A young man of 29 years presented to the Emergency Room reporting worsening dyspnea for about 2 weeks. He had never had previous cardiovascular disease nor had risk factors for them.
Hemodynamics were stable, but arterial blood gases showed hypocapnic hypoxia.
The ECG revealed a S1Q3T3 pattern, incomplete right bundle branch block and signs of right ventricular overload.
D-dimer was 4493 ng/ml. CT pulmonary angiogram (CTPA) showed massive bilateral embolism with thrombotic material in the right ventricle (RV) and almost complete obliteration of pulmonary trunk and main pulmonary arteries; moreover, there were subpleural nodularities in upper pulmonary lobes.
Echocardiogram showed a dilated and hypokinetic RV, moderate tricuspid regurgitation with a sPAP of 80 mmHg, thrombotic pulmonary trunk obliteration and floating thrombi adhered to the tricuspid valve.
UFH therapy was started.
After ten days, there was no improvement in clinical status, echocardiography and CTPA. So, we decided to perform mechanical thrombectomy.
In addition to thrombotic material, fibrous tissue was extracted and histologically analyzed.
At the end of the procedure, the patient became hemodynamically unstable (BP 80/40 mmHg and HR 130 bpm) with dyspnea and tachypnea. ABG showed mixed acidosis. Right ventricular function worsened due to high afterload for the persistence of thrombotic material in the pulmonary trunk, defining a picture of obstructive shock. We started fibrinolysis (with rtPA), enoximone and norepinephrine, but asystole occurred and the patient eventually died.
The histological examination revealed that the mass was a pleomorphic rhabdomyosarcoma of the pulmonary artery.
Primary pulmonary artery sarcoma is an extremely rare and histologically heterogeneous disease.
It develops mainly from great pulmonary arteries and then it grows up in the lumen of vessels. It may involve pulmonary valve and RV and invade pulmonary parenchyma and loco-regional lymph nodes.
Diagnosis is challenging, because it simulates pulmonary embolism in clinical, echocardiographic and radiological presentation.

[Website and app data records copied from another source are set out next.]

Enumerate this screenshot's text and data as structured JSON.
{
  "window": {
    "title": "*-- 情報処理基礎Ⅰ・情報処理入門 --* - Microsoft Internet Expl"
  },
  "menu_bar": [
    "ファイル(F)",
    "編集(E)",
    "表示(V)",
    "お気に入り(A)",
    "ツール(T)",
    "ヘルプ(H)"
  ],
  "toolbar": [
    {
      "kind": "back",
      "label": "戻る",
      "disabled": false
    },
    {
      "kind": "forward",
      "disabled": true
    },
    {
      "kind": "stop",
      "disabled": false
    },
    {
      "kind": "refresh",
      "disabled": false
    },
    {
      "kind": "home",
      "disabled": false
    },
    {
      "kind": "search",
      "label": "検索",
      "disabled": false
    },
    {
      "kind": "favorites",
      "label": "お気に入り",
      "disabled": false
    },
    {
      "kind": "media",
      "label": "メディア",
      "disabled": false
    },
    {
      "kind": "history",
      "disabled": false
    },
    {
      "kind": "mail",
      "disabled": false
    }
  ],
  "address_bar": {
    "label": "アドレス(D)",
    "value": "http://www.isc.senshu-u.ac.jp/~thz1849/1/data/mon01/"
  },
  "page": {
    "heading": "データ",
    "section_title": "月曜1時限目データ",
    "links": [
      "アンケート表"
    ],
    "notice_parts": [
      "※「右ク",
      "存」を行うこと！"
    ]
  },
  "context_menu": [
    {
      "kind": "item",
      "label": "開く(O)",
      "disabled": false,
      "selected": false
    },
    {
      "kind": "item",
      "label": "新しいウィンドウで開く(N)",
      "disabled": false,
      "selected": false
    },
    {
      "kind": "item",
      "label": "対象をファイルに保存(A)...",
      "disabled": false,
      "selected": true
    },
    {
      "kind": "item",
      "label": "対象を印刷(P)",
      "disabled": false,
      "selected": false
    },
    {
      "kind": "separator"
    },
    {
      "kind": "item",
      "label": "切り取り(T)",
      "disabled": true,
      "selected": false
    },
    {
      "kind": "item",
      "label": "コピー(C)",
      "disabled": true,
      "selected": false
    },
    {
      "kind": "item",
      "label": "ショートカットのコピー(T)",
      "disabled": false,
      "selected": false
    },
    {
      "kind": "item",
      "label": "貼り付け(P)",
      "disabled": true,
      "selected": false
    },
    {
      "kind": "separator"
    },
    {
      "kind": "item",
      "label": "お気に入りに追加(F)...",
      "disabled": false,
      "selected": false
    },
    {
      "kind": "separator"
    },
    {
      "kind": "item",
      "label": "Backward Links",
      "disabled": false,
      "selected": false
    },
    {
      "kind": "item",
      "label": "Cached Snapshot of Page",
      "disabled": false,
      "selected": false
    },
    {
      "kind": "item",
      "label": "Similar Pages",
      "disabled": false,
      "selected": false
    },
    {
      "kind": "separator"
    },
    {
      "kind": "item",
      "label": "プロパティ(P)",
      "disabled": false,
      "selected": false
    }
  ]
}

Suspicion may arise from lack of benefit from anticoagulant therapy. Nodular pulmonary infiltrates are typical.
There are two surgical approaches: pneumectomy or endarterectomy (as palliation).
Prognosis is poor: mean survival of 1,5 month without therapy and 10 months with pneumectomy.
In addition to the progression of the disease, death can occur for obstructive shock, as in our patient.